Mudcat Café message #2592060 The Mudcat Café TM
Thread #119490   Message #2592060
Posted By: Alec
18-Mar-09 - 04:37 PM
Thread Name: What makes it a Folk Song?
Subject: RE: What makes it a Folk Song?
I'm not familiar with the 1954 definition either but, though perhaps not ideal, the Folkfile entry reads as follows:" folksong, definition few subjects can cause such hot debate among folkies. Everyone knows what a folk song should *sound* like, and what one *shouldn't* sound like, but a firm definition eludes all.

There is a tired and unhelpful homily attributed to both Louis Armstrong and Broonzy, Bill, along the lines that all music is folk music, since horses don't make it. T'ain't so. There *is* such a thing as a folk song. Pinning down the characteristics is the difficulty.

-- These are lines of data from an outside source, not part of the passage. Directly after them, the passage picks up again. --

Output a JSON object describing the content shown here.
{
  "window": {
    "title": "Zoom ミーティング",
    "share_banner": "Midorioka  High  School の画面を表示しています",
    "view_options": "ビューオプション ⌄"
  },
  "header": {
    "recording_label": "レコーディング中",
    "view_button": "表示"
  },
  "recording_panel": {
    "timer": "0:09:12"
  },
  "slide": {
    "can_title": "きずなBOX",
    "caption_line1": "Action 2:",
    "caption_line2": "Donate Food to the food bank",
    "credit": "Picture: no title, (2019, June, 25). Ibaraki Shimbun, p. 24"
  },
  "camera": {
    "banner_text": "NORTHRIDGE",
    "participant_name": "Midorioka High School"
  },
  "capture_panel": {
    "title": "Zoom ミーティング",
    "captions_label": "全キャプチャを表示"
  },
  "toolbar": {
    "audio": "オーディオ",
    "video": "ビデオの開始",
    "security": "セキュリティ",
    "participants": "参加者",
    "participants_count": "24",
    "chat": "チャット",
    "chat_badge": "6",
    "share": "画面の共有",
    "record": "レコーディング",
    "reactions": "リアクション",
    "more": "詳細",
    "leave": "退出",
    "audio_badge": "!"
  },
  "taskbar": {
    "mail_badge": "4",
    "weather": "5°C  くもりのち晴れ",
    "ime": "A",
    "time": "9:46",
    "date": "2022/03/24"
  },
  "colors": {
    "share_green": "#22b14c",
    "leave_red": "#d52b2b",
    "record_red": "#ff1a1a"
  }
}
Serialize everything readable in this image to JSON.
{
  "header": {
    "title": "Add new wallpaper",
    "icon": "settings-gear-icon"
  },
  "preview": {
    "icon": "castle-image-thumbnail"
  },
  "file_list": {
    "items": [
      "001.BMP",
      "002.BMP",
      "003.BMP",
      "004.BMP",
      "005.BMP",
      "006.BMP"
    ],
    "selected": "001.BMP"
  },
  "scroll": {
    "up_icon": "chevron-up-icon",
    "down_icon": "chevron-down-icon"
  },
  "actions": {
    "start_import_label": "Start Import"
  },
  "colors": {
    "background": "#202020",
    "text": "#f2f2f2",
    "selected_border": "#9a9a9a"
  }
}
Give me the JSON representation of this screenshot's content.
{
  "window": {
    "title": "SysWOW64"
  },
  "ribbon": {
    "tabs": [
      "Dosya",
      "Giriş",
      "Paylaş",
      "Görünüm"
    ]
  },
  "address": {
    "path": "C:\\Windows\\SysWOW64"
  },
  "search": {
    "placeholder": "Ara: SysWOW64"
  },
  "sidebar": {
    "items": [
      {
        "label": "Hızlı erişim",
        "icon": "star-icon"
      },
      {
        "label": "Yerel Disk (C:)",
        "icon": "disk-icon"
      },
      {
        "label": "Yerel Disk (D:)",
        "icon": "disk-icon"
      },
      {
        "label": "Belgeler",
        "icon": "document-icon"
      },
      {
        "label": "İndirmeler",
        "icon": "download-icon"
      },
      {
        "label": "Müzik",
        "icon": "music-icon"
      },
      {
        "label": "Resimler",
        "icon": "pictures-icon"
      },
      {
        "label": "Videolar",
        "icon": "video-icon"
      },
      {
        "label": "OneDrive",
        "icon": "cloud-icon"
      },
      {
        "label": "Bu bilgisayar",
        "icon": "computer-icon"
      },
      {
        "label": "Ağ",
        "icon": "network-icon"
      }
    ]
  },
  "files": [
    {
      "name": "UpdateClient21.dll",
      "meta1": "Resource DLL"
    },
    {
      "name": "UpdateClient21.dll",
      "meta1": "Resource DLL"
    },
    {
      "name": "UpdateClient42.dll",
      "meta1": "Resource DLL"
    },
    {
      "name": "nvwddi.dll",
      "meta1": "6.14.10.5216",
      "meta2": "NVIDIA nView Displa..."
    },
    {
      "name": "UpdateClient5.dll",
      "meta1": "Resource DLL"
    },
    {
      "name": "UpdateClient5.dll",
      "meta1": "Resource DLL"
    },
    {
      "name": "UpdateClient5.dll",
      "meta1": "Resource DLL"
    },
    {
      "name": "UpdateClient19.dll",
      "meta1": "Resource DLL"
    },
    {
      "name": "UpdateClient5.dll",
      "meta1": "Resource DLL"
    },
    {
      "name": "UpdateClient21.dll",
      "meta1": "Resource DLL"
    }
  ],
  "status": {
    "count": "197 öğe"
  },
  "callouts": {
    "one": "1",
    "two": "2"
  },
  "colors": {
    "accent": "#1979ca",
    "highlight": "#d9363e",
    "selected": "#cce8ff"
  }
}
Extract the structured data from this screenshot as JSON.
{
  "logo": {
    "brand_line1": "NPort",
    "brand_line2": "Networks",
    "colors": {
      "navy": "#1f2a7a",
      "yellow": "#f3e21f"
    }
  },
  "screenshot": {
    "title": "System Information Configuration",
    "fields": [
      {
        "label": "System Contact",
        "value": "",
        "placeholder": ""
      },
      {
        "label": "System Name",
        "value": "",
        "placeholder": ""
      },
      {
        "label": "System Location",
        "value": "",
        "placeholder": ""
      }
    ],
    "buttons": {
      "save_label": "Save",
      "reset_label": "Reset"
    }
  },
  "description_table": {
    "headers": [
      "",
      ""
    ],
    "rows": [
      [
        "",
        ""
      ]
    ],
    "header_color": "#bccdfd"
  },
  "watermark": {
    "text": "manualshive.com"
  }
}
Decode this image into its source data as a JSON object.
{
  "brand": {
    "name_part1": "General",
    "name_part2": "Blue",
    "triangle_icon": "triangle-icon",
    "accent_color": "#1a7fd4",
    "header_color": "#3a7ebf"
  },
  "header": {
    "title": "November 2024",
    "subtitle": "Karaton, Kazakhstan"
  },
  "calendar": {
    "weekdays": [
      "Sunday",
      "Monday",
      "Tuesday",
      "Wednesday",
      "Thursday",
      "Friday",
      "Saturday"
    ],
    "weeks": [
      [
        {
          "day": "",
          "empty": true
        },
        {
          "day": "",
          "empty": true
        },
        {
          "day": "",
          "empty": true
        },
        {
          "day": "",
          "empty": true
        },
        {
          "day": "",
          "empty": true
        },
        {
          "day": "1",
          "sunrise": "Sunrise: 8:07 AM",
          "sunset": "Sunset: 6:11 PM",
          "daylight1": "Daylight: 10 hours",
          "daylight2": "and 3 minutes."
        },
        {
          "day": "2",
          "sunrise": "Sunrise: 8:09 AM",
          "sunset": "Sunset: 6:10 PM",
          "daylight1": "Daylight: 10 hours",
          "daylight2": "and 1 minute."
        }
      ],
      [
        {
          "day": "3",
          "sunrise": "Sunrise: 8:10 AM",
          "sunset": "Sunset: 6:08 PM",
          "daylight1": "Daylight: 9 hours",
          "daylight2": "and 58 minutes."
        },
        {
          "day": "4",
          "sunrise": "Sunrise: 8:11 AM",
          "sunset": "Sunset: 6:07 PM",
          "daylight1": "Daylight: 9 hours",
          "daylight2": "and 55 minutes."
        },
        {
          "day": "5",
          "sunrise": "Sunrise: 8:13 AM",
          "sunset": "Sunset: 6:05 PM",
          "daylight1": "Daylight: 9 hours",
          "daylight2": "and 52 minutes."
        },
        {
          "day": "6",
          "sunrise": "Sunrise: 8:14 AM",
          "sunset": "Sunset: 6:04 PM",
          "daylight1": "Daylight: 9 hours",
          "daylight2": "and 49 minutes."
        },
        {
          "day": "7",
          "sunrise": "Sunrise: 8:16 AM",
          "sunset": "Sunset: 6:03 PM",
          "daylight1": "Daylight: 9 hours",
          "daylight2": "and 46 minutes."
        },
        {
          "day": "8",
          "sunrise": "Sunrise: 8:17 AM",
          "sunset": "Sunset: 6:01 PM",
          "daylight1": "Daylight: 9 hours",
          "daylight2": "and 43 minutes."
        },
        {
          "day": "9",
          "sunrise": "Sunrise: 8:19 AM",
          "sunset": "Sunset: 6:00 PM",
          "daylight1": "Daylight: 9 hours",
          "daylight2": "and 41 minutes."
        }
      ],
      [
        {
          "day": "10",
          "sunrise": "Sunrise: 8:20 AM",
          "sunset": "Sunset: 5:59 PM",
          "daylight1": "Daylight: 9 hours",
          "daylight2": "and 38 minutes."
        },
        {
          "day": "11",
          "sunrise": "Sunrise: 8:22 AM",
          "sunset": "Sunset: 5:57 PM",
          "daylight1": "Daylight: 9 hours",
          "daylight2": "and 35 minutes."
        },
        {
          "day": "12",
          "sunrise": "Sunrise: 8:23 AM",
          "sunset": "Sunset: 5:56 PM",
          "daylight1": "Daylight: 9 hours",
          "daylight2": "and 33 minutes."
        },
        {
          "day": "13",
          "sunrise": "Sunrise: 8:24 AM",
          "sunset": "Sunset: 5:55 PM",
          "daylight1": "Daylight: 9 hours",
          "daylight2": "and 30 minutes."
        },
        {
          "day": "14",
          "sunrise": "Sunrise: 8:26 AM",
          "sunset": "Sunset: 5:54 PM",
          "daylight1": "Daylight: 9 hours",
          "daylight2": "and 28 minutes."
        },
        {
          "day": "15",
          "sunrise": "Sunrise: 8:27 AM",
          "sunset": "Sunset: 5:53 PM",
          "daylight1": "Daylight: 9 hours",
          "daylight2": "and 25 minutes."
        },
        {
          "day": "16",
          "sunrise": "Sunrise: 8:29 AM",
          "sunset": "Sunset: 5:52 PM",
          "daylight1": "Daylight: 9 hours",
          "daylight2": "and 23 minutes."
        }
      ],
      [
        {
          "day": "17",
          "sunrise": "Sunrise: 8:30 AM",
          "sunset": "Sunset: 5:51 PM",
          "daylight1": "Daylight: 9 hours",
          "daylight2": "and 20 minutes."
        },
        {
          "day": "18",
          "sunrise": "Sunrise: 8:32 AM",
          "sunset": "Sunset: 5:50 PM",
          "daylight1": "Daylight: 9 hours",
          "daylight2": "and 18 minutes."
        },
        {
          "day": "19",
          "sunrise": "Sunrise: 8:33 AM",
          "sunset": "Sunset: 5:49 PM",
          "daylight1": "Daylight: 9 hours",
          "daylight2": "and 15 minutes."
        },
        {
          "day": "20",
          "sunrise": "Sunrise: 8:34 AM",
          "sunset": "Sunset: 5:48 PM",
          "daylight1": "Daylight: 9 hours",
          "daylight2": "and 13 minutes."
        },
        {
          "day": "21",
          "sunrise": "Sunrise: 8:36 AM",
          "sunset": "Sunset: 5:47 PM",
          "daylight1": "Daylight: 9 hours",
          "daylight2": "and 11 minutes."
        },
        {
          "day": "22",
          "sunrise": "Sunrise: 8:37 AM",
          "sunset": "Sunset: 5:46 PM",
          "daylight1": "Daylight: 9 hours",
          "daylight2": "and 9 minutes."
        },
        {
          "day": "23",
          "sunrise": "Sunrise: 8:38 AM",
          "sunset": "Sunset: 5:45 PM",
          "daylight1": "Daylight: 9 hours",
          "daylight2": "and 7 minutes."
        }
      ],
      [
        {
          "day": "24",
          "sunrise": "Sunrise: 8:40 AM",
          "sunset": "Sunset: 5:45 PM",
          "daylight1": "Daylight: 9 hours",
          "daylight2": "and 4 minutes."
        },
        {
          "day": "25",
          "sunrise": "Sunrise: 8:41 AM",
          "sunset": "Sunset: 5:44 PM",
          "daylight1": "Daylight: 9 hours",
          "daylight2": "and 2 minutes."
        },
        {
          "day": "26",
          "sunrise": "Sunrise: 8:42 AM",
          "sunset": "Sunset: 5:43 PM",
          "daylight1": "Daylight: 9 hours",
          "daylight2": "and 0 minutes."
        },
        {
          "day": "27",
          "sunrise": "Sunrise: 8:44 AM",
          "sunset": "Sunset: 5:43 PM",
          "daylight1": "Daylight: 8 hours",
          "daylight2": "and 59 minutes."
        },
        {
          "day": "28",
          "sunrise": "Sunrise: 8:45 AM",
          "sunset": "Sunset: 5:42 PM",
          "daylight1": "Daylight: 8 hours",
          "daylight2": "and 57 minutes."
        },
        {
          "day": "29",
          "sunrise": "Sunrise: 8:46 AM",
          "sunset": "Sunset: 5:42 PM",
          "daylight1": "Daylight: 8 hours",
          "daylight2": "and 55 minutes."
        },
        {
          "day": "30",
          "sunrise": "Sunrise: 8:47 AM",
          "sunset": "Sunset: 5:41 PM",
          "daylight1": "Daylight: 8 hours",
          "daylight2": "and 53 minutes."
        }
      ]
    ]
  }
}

The favorite characteristic would be a song that has filtered through a certain amount of oral tradition and folk process. This shows us what it's made of, as opposed to a modern flash-in-the-pan (as Michael Cooney once wrote, "if some of these [contemporary] songs were to go through the folk process, nothing would come out"). Yet there are many excellent songwriters who can compose in the traditional vein and make you swear that a song composed yesterday is centuries old. Also, we can't dismiss a song simply because it was released on record and simply faded away - this happened to many of the old broadside ballads, but they were revived by collectors to join the folk tradition.

There are certain characteristics, called markers, that define the type of song and let the audience relate it to it (and each other). Many of these are archaic expressions, locales, customs, etc., but their presence is no guarantee of anything. Skilled songwriters who write in the older styles can often fool anyone.

Some feel that the song should be anonymous. Other than the fact that this indicates the song has been in circulation long enough for people to have forgotten the author's name, it isn't really important. "My Grandfather's Clock" would pass inspection as a folk song, but it was written by Work, Henry Clay - the authorship makes no difference at all. The same could be said for many of the songs by Paxton, Tom or Foster, Stephen.

The basic problem is that people want a simple, concise definition for an enormously complicated subject. Not only are there centuries of different types of music packed into folk, but it's an ongoing, living tradition that changes all the time. See moldy figs for a relevant quote from Bronson, Bertrand. Much related information is available in the book "The Study of Folk Music in the Modern World", by Philip V. Bohlman, Indiana University Press, 1988. No Golden Rule emerges, but it does put things concisely into perspective.

Various writers have taken a stab at the definition. Here are the characteristics of folksong listed by "Introducing American Folk Music" (see books). Proving or disproving them is left as an exercise for the reader:

    1. Music that varies over distance but not time.
    2. Music from a specific, identifiable community.
    3. Authorship is generally unknown.
    4. Folksongs are generally passed along by word of mouth.
    5. Folksongs are most often performed by non-professionals.
    6. Short forms and predictable patterns are fundamental.

There may not be an answer. Let it be." I wouldn't treat this as "Holy Writ" but it at least describes the terrain.